A picture can tell innumerable stories and messages, and such is the photography of Igor Posner, whose oeuvre of St. Petersburg's streets and everyday culture can transcend larger-than-life, a feat that the wordsmiths of timeless Russian literature have mastered.
For the well-read man, Russian literature is championed by Dostoyevskian and Tolstoyesque themes: human psychology, existence, and suffering, explored in the facets of politics, society, culture, in a complex scale of storytelling. What's arresting with Posner's work is how he managed to make photographs such themes, as if real scenes from the gritty reality often depicted in Russian literature, despite being coincidental.
Dostoevsky once said, "a novel is a work of poetry. In order to write it, one must have tranquility of spirit and of impression," Posner's work, mixed with Robert Frank's black and white tones, prove the effectiveness of photographic storytelling.
Read our interview with Posner here in Lomography Magazine.
Good day, Igor! Welcome to Lomography Magazine! Firstly, how did you start off as a photographer?
It happened by chance. While I was studying biology at the University of California, I was given a point-and-shoot camera as a birthday gift. Having this little camera made me feel most alive and led to further exploration and self-education in photography.
You shoot in film. May we know why?
The beauty of film is in its “imperfection.” What I think is important is the language in which I choose to tell a particular story – and film seems like the perfect raw material in its texture, structure, and mental approach.
Russia, to this day, still remains an enigma for the majority of the world, and many times even misinterpreted. Describe to us your own view of Russian culture and society, as a person who experienced life as an American and Russian.
It remains a perpetual enigma to me as well. It is incredibly vast. And I’ve never traveled past its western parts. My own views of the homeland have always been of conflicting nature. It would be a never-ending conversation in trying to describe as to why. Perhaps over a glass of wine, it’d be more fitting.
In terms of “Past Perfect Continuous”, an idea of home or homeland does very much relate to childhood memories. I think it’s natural for humans to want to feel the ground beneath their feet, to relate. Perhaps inadvertently, my only way to belong was to relate to the past, because that’s what I knew. I wanted to photograph things from memory, incarnations of what was once familiar, rather than capture a kind of vibrancy of the present, or make a comparative visual study of the past and present.
The images are mostly inspired by Russian Literature and writers, such as Chekhov, Tolstoy, Dostoevsky, Gogol, etc. Grit is a recurring theme for almost all of Russian literature. Were you also going for that sort of theme?

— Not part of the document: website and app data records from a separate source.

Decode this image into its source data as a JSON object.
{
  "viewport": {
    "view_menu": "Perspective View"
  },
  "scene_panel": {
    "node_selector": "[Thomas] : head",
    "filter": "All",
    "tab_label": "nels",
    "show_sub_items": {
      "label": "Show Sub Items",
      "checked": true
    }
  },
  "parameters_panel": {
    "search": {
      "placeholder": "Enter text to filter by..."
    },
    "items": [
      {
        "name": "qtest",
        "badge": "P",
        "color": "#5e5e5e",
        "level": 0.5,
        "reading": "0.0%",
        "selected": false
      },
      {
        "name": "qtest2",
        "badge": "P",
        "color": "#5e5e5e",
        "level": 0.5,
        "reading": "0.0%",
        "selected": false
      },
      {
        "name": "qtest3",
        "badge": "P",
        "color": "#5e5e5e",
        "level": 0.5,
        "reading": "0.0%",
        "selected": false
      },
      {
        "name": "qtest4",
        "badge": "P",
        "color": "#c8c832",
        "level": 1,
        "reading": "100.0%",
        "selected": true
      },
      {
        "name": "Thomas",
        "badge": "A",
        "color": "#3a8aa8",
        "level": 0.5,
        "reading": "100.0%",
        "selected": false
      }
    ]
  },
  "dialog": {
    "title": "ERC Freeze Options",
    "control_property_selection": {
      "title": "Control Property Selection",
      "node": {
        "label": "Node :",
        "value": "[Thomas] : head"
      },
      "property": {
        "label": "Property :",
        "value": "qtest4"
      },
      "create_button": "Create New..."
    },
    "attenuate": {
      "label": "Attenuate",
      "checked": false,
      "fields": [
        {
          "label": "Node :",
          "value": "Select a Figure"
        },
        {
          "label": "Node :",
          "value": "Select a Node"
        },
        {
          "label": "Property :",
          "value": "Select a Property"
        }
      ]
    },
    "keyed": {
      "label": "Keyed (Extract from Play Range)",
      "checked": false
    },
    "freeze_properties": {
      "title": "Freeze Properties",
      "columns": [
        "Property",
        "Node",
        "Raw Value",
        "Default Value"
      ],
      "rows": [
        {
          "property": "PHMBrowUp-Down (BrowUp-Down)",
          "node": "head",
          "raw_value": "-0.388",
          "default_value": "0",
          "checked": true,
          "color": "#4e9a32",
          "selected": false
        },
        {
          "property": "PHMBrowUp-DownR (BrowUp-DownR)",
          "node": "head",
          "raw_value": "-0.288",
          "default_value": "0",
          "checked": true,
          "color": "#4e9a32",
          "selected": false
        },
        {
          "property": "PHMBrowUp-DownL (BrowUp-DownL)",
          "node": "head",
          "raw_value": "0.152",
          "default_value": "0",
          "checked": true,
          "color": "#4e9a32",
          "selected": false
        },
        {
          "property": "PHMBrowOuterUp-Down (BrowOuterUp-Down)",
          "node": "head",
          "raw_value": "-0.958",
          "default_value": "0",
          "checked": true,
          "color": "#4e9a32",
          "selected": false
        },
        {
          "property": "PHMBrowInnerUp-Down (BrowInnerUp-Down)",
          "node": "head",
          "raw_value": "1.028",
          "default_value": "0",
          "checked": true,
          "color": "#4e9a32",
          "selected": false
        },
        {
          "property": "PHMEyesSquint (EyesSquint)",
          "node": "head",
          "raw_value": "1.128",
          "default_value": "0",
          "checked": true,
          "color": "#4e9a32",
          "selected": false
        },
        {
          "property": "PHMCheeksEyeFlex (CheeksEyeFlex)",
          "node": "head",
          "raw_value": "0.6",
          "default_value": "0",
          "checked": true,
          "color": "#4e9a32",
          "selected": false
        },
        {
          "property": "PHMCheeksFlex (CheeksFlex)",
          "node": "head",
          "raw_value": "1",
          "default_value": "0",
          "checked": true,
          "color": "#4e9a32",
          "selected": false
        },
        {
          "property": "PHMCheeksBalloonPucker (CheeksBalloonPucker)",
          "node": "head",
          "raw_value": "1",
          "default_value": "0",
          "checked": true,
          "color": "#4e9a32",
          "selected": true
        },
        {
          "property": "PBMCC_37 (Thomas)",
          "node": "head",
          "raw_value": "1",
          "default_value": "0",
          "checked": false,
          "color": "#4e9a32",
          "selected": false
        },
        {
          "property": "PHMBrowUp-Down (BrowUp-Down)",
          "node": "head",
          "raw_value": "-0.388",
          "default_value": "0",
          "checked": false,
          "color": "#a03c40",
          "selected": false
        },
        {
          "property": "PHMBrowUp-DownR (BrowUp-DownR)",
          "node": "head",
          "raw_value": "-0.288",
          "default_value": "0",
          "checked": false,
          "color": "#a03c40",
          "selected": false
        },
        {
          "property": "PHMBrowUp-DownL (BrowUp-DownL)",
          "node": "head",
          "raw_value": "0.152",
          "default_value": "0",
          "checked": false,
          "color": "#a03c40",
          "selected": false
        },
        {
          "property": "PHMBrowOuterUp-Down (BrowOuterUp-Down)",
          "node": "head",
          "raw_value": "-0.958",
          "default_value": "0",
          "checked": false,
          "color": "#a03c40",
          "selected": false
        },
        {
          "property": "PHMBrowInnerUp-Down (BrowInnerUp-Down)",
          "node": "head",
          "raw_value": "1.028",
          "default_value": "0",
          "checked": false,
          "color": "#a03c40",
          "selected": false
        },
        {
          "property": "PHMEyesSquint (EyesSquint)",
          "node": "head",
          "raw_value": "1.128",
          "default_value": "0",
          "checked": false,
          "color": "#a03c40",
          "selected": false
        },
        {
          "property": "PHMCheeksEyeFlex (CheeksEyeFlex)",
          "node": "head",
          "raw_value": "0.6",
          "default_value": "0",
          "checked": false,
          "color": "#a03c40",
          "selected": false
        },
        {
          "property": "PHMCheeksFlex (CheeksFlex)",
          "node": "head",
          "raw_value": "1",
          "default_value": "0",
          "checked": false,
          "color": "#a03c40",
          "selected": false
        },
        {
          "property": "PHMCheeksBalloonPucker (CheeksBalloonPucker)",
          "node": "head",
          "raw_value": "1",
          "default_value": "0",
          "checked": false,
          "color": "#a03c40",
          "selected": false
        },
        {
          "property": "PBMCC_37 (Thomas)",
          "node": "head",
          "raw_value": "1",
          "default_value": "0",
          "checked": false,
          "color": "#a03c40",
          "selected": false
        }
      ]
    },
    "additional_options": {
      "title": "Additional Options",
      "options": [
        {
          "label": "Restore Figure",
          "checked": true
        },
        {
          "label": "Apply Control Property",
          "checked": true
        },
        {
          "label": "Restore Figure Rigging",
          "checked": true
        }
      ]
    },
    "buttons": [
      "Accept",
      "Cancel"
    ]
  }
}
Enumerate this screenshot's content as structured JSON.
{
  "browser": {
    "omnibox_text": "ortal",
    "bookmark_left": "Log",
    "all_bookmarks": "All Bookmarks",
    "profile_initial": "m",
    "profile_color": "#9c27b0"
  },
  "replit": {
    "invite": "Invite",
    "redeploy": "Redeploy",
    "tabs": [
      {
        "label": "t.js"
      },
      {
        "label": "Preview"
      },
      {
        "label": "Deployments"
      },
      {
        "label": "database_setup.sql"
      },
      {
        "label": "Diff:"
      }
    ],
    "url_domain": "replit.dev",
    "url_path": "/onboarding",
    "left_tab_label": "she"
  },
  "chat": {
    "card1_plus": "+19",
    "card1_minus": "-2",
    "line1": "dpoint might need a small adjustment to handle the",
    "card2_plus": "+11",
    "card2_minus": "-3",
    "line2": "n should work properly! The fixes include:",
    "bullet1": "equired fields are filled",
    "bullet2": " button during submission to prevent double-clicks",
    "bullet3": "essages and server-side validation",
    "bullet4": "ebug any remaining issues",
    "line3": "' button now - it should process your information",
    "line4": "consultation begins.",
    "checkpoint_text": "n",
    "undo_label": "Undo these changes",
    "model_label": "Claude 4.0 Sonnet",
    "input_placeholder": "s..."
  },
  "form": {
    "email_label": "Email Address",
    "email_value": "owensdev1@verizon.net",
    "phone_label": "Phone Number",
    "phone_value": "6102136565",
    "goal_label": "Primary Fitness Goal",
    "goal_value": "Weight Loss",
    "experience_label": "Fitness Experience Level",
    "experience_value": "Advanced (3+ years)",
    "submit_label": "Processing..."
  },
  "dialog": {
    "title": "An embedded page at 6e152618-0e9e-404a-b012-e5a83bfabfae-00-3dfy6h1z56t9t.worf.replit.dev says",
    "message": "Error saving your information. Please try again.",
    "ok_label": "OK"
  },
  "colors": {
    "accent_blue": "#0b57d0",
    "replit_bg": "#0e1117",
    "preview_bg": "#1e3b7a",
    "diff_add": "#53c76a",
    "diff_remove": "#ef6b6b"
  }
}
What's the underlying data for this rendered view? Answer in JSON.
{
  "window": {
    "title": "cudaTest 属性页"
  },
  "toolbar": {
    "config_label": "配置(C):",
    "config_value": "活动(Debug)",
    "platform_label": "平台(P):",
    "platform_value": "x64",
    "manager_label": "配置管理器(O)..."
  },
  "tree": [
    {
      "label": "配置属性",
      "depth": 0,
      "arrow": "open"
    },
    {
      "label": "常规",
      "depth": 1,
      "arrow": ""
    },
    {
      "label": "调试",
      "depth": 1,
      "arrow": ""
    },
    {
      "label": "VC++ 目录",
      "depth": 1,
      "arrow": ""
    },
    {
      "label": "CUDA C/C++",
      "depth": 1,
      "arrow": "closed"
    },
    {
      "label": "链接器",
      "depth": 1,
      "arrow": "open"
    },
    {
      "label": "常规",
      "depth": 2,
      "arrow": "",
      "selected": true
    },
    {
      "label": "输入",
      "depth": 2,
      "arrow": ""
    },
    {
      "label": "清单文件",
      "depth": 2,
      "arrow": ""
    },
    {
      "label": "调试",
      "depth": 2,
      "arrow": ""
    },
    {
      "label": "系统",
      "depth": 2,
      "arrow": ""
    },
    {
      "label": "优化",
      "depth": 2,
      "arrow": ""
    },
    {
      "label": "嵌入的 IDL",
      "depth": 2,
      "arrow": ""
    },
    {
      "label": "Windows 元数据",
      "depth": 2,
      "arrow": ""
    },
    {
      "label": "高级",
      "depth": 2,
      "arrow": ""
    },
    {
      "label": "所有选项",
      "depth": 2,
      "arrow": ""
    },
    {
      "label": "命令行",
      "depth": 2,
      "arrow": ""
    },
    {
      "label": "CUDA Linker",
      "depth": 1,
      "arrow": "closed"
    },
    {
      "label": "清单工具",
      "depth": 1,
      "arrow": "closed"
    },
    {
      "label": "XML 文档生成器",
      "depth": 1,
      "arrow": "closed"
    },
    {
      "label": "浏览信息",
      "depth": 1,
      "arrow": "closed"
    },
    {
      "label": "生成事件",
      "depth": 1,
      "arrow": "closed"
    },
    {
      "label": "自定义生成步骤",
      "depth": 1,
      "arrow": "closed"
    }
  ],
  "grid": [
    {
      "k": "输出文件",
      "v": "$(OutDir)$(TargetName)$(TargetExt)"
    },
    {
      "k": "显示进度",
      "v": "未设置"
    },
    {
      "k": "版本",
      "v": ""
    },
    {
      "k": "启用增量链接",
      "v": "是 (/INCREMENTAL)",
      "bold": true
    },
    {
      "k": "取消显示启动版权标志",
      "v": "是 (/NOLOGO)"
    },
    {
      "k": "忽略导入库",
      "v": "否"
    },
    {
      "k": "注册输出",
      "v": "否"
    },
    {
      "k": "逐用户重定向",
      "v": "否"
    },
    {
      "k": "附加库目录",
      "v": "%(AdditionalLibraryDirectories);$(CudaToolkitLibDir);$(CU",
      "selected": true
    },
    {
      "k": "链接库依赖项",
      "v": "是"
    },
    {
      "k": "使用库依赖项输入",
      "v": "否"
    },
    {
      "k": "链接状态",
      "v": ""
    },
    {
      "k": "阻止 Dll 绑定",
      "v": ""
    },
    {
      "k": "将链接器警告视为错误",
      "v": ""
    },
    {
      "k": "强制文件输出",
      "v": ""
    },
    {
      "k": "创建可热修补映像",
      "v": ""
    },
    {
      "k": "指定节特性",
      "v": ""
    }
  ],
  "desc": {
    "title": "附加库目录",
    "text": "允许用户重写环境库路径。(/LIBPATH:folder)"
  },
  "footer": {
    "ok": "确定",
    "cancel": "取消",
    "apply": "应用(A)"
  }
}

I certainly wasn’t going for that theme purposefully. It was never my intention to illustrate the works of the great Russian writers. At the same time, there are parallels, as I grew up on the classical Russian literature. Consequently, indirect literary references are only natural.
You also cover the immigration and neighborhoods of Russians in North America. What have you found out about this so far?
In my photographic work, and my ongoing second book project specifically, I’m not particularly interested in social or political aspects of immigration. I’m exploring existential and psychological aspects of migration that are not necessarily misunderstood, but rather unrecognized.
Apart from clicking the shutter and being "in the moment', what's your favorite part of your photographic process?
Where do you draw inspiration from?
It’s never defined for me. Inspirations are of fleeting nature. It could be a face, or a place, something immemorial or recollected. But film, music, literature – always been important to me.
If you could work, collaborate or meet with any photographer or artist, who would it be, and what would you two be doing?
Perhaps Jim Jarmusch. I don’t know what we’d be doing, perhaps co-writing a script. I’d also like to do film stills for one of his movies.
Describe to us -- what's a day in the life of Igor Posner?
I’m not as consistent as I’d like to be. Generally, I have periods of shooting, then periods of editing, then there could be a prolonged period of dormancy. But I’m always looking for new ways to work. Things are always fluid.
What do you usually do during your downtime? Any on-going project, or other plans in the future?
Cook, play with my 5-year-old son. Well, the ongoing project is Cargó, mentioned above. It’s probably a couple of years away from being realized into a book. Also among current things is my book “Past Perfect Continuous”, which was released in May of this year – exhibitions, presentations, signings, etc. And another future project is still in its embryonic stage, but it’s shaping to be a huge undertaking, which involves a reconstruction of an empire that ceased to exist over a century ago.